#### Exercise prompt
Lines below that include the word "content" should each be copied.

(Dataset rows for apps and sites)
----------
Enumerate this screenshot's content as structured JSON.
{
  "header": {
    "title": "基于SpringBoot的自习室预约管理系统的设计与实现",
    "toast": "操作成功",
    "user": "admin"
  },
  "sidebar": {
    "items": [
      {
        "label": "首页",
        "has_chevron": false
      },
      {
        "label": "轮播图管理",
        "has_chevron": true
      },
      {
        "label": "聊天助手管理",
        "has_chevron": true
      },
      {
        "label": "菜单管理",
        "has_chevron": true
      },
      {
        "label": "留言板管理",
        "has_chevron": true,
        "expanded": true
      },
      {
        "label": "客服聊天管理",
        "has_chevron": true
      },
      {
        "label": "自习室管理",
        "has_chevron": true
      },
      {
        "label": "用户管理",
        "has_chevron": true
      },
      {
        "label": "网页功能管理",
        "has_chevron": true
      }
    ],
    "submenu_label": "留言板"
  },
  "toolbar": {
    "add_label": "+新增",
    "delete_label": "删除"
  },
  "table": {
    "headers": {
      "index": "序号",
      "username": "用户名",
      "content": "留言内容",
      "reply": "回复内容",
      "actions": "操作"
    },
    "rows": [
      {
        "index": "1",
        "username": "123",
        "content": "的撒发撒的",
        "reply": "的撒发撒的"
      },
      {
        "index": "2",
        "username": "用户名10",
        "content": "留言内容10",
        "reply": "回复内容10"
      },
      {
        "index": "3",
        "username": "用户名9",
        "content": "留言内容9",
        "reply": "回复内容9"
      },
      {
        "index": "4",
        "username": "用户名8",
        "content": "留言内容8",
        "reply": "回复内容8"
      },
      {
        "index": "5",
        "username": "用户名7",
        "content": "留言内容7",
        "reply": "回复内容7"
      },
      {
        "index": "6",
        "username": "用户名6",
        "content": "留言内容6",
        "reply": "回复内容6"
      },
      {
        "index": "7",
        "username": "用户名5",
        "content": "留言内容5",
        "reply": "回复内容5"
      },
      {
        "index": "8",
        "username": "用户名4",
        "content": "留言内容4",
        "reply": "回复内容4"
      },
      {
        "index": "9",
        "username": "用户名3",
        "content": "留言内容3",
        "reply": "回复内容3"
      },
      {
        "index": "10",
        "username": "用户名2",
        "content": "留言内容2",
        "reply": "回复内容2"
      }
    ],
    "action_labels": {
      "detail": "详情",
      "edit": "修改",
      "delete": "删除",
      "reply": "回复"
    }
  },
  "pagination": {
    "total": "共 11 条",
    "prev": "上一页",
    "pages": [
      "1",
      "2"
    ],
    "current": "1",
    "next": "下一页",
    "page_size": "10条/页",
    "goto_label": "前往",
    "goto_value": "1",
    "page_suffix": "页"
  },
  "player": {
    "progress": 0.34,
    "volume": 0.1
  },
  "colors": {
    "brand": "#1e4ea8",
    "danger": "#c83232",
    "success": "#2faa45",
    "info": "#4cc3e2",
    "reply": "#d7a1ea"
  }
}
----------
#### Exercise solution
Enumerate this screenshot's content as structured JSON.
      "content": "留言内容",
        "content": "的撒发撒的",
        "content": "留言内容10",
        "content": "留言内容9",
        "content": "留言内容8",
        "content": "留言内容7",
        "content": "留言内容6",
        "content": "留言内容5",
        "content": "留言内容4",
        "content": "留言内容3",
        "content": "留言内容2",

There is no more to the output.